  26. 26. Rudisill C, Costa-Font J, Mossialos E. Behavioral adjustment to avian flu in Europe during spring 2006: The roles of knowledge and proximity to risk. Soc Sci Med. Elsevier Ltd; 2012;75: 1362–1371. pmid:22835921
  27. 27. Zielinski-Gutierrez EC, Hayden MH. A Model for defining West Nile virus risk perception based on ecology and proximity. Ecohealth. 2006;3: 28–34.
  28. 28. Jena Anupam B. and Khullar D. To Increase vaccination rates, share information on disease outbreaks. Harv Bus Rev. 2017; 1–5. Available: https://hbr.org/2017/02/to-increase-vaccination-rates-share-information-on-disease-outbreaks
  29. 29. Rosoff H, John RS, Prager F. Flu, risks, and videotape: Escalating fear and avoidance. Risk Anal. 2012;32: 729–743. pmid:22332702
  30. 30. O’Connor RE, Bord RJ, Fisher A. Rating threat mitigators: Faith in experts, governments, and individuals themselves to create a safer world. Risk Anal. 1998;18: 547–556. pmid:9853391
  31. 31. Hamilton LC, Hartter J, Saito K. Trust in scientists on climate change and vaccines. SAGE Open. 2015;5.
  32. 32. Vaske JJ, Miller CA, Ashbrook AL, Needham MD. Proximity to chronic wasting disease, perceived risk, and social trust in the managing agency. Hum Dimens Wildl. Routledge; 2018;23: 115–128.
  33. 33. Byington CL. Vaccines: Can transparency increase confidence and reduce hesitancy? Pediatrics. 2014;134: 377–379. pmid:25086161
  34. 34. Baumgaertner B, Carlisle JE, Justwan F. The influence of political ideology and trust on willingness to vaccinate.
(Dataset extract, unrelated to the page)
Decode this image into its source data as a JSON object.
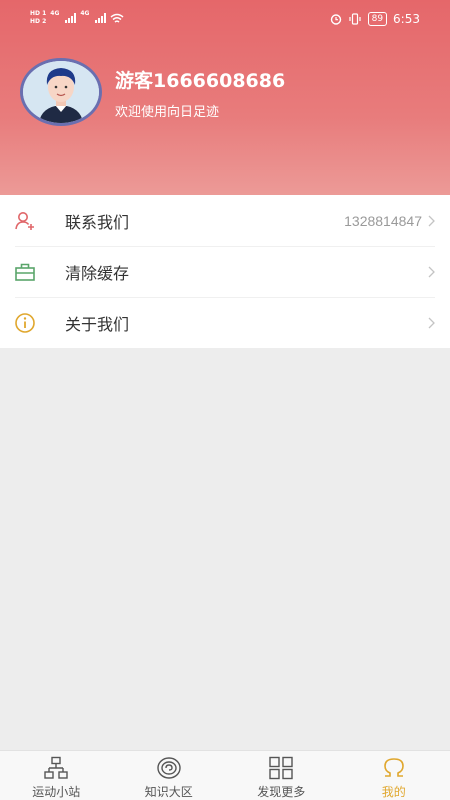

PLoS One. 2018;13. pmid:29370265
  35. 35. Survey Sampling International. Global Panel Book. Shelton, CT; 2017.
  36. 36. Fill M-M, Morrow H, Sweat D, Haushalter A, Martin JC, Zerwkh T, et al. Measles uutbreak of unknown source—Shelby County, Tennessee, April to May, 2016. Morbidity and Mortality Weekly Report. 2016. http://dx.doi.org/10.15585/mmwr.mm6538a3
  37. 37. Venkat H, Kassem A, Su C, Hill C, Timme E, Briggs G, et al. Notes from the field: Measles outbreak at a United States Immigration and Customs Enforcement Facility ― Arizona, May–June 2016 [Internet]. Morbidity and Mortality Weekly Report. 2017. http://dx.doi.org/10.15585/mmwr.mm6620a5
  38. 38. Napolitano F , A D’Alessandro, IF Agelillo. Investigating Italian parents’ vaccine hesitancy: A cross-sectional survey. Hum Vaccin Immunother. 2018; 1558–1565. pmid:29641945
  39. 39. Bianco A, Mascaro V, Zucco R, Pavia M. Parent perspectives on childhood vaccination: How to deal with vaccine hesitancy and refusal? Vaccine. Elsevier Ltd; 2019;37: 984–990. pmid:30655175